How have we gotten into such a deep mess, so far away from common sense?  

In large part, it’s due to the intentional strategy of polarization. The diversionary tactic of bad-faith bad guys is to confuse people with an overwhelming number of phony half-truths. We’re forced to choose between false, equally unacceptable either-or options.  

The noisy, superficial clash between apparent opposites bombards our senses through the daily news: Republicans versus Democrats. Conservative libertarians versus liberal progressives. Christians versus Jews versus Muslims. Atheists versus theists. Optimists versus pessimists. 

Then there’s the straw dragon strategy. Virulent atheism is a product. It’s accomplished by setting up an illusory bogeyman in order to shoot it down. This is the inherent danger of claiming “divine right” for kings, emperors or tzars. 

Associating kings (or communist leaders, for that matter) with omniscience leads to an opposite and equal mistake. Disillusionment with individual rulers is mistakenly transferred onto authority in general, whether organized religions or governments. Bouncing off of one problem, we’re pushed in the opposite direction into even worse ones. 

To repeat, this misses the point. In Quantum Paradigm context, what authorities do or don’t do is irrelevant to the Creator’s existence. Human misbehavior has no direct bearing on timeless truth. 

Dispensing with an entire belief system indiscriminately — emotionally, bitterly — is like shooting oneself in foot to get rid of a blister. We’re rarely taught the skills to discriminate between distortions — abusive misrepresentations — and enduring, substantive value. The extreme position of “all or nothing” is dramatic but self-defeating. 

Another invader strategy is to blame human suffering on God. In the face of tragedy, people are tricked into believing that God has abandoned them entirely. Numerous popular songs plead with the Creator: “Can you hear me?” To ask is to admit we’ve forgotten about God.  

Of course the Creator is intimately aware of all creation. Better questions would be, “Are we quiet enough to hear? Are we really listening?” 

A great deal of the mess comes from the lack of a complete and accurate paradigm. There are different levels of knowing. It’s essential to prioritize them. Con-fusing sub-rational with super-rational ways of knowing is a major mistake. It’s an alien sleight-of-hand to lump these extremes together and write them off them as “irrational.” 

More of the mess is due to failing to adhere to a common center which serves as the fulcrum between see-sawing extremes. Here the law, “The larger the front, the larger the back,” comes into play. 

For example, extreme rationality generates opposite and equally irrational results. Barring sub- and super-rational alike, atheists who claim to hold the rational high ground can be extraordinary irrational. They come across as angry, rude, intolerant and demeaning. 

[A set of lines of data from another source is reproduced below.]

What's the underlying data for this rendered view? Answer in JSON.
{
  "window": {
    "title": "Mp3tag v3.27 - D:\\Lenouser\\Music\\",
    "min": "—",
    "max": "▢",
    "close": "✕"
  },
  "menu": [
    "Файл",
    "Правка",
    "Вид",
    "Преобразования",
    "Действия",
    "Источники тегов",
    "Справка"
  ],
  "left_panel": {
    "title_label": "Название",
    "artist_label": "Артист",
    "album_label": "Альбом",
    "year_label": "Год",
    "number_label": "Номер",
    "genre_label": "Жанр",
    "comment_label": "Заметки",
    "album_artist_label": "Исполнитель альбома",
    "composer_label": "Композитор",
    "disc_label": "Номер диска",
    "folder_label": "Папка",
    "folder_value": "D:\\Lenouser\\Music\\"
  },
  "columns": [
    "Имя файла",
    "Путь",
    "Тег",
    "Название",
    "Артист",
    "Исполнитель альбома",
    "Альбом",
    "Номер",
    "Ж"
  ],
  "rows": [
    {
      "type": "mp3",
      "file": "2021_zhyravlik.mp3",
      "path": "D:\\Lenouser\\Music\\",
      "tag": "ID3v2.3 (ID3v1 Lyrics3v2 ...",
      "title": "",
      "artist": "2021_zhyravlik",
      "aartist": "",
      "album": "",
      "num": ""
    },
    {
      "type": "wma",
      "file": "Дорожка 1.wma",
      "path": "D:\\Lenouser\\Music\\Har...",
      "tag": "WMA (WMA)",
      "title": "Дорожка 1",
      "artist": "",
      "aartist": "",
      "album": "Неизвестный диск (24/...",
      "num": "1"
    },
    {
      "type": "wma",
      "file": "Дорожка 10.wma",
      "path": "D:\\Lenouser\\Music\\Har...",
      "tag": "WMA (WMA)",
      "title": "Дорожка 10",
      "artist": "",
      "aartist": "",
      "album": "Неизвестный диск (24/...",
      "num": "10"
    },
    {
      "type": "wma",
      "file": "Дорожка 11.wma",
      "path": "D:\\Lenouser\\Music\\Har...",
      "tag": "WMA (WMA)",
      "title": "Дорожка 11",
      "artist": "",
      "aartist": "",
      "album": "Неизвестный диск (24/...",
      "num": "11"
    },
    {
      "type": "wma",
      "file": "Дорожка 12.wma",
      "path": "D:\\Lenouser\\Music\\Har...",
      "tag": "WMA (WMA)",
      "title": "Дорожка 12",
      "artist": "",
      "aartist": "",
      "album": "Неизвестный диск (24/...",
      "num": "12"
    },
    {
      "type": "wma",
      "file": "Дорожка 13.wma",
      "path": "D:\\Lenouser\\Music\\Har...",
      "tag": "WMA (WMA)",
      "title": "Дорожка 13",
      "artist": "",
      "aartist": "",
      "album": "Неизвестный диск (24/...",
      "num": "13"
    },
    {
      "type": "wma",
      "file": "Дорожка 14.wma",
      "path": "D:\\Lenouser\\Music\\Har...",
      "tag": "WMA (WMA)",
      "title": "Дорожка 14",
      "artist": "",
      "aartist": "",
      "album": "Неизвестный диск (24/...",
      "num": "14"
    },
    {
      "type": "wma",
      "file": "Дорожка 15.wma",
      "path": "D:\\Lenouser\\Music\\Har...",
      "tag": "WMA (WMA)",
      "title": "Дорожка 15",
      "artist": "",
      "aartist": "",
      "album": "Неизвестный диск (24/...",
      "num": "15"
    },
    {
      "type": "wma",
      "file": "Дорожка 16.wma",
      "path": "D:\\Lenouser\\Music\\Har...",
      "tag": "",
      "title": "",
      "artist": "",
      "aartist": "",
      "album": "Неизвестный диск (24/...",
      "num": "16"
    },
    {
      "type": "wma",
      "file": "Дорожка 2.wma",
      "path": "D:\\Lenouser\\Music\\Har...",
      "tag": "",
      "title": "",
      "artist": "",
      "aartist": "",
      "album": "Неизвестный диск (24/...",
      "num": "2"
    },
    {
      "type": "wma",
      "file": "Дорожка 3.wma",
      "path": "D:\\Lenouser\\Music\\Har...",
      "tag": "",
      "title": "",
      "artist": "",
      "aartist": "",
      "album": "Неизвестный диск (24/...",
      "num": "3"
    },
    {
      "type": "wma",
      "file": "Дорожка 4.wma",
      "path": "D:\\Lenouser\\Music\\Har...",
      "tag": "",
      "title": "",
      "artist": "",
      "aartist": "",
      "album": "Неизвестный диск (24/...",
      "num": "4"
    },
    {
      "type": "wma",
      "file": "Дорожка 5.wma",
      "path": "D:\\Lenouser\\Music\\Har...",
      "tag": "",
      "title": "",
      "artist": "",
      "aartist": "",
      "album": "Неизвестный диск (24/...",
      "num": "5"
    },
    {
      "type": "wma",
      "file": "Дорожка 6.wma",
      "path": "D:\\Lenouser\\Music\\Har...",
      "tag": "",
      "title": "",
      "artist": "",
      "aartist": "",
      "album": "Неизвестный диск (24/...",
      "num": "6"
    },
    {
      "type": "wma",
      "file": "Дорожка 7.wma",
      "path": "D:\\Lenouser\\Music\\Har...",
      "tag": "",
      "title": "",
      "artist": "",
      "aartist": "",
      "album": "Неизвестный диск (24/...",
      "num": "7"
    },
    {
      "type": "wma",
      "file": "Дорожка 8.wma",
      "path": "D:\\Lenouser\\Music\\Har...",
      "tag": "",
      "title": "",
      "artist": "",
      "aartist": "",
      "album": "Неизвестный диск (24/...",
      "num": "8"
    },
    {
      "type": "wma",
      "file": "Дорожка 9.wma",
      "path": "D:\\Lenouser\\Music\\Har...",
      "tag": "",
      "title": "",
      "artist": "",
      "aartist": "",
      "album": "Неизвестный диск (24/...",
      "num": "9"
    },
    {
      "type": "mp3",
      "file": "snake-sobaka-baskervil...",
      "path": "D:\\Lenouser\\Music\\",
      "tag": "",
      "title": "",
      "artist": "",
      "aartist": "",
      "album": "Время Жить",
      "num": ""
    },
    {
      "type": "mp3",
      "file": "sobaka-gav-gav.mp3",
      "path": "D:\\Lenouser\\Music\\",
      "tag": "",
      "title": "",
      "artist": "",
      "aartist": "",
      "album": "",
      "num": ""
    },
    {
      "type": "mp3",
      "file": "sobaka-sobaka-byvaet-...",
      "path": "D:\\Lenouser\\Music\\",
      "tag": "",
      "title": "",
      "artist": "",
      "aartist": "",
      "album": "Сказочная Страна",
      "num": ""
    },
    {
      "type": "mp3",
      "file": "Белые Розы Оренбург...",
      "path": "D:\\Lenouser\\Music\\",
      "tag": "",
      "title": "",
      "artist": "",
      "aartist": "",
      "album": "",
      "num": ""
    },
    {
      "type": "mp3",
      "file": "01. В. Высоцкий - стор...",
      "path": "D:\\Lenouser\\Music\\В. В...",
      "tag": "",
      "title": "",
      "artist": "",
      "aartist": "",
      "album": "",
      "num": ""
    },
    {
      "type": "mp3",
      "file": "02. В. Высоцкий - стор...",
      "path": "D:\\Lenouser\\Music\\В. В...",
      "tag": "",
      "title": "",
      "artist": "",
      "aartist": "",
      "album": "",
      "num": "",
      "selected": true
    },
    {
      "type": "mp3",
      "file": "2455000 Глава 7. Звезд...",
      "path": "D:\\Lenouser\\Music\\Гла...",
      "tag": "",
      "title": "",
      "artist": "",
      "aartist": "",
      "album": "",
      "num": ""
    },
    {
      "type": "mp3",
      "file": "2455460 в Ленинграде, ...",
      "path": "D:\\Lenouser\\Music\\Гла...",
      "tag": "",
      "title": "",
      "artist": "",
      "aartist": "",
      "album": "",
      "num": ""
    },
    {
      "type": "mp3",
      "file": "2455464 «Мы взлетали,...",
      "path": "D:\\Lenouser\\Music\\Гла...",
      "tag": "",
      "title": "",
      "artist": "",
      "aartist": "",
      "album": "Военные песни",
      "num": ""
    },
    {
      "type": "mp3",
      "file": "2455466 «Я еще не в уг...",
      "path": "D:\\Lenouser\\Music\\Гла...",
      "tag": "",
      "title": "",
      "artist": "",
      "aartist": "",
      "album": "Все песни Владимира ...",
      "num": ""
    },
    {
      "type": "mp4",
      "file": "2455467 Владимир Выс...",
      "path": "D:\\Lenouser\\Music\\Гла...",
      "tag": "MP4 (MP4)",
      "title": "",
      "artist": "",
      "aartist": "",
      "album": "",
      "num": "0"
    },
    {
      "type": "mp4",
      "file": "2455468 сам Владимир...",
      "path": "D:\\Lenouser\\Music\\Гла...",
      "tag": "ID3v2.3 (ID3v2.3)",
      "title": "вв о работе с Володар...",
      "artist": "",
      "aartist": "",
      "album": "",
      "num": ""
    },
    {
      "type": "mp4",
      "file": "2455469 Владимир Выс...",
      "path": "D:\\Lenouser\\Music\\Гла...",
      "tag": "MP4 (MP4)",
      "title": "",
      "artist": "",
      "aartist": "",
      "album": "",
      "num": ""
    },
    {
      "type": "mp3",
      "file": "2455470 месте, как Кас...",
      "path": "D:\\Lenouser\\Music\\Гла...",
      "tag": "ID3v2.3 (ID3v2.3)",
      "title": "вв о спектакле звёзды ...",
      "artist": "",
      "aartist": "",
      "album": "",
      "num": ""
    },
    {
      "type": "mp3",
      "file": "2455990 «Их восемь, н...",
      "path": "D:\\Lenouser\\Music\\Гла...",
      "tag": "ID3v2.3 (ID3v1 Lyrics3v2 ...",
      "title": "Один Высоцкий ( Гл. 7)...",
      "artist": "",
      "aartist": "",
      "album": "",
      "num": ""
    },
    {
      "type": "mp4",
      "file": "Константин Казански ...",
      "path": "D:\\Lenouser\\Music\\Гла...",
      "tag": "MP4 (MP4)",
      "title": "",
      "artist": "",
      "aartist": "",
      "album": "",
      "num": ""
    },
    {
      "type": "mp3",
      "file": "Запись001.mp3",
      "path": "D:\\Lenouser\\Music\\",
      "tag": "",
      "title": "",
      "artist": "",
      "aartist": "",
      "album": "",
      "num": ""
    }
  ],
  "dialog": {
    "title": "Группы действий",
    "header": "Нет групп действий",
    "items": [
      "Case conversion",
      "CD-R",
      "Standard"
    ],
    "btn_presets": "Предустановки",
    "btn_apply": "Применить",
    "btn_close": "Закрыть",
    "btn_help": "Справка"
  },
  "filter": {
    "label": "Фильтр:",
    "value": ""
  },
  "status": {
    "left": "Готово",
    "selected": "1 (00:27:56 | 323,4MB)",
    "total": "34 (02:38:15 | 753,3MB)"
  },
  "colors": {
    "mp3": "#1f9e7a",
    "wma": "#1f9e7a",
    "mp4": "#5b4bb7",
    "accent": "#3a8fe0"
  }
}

Peter Hitchens, for example, describes ironic inconsistencies in the wake of the Russian revolution. As a journalist, he observed that what claimed to be an egalitarian society was in practice highly stratified and unequal. Extreme corruption enriched a handful of vastly wealthy elites at the expense of the masses who lived in miserable poverty. 

Peter’s brother, atheism apologist Christopher Hitchens, who claimed that religion spoils everything, called for a “new” enlightenment. This is nonsense. Light was, is, and always will be light. Reason is necessary, but not in itself sufficient. It’s not all there is. It occupies a middle ground, serving to link the material plane with the center. 

Reason is not qualified to enter into super-rational realms. It cannot be appropriately used to critique what’s beyond it. But it can play an important part. At its best, used with Sherlock-like skill, it’s indispensable for detecting and foiling the schemes of alien enemies. 

Once reason clarifies how we’ve gotten into such a mess — exposing the hostile aliens’ rules and methods — it’s important to move on to the next question. What are we going to do about it? 

How can using the Quantum Paradigm of Change be applied to protect us from evil aliens and lead to positive solutions? 

Patricia West is author of The Common Sense Book of Change and Two Sides of a Coin: Lao Tze’s Common Sense Way of Change. She’s currently working on The Phoenix Response: Dying To Be Reborn – in the Same Lifetime.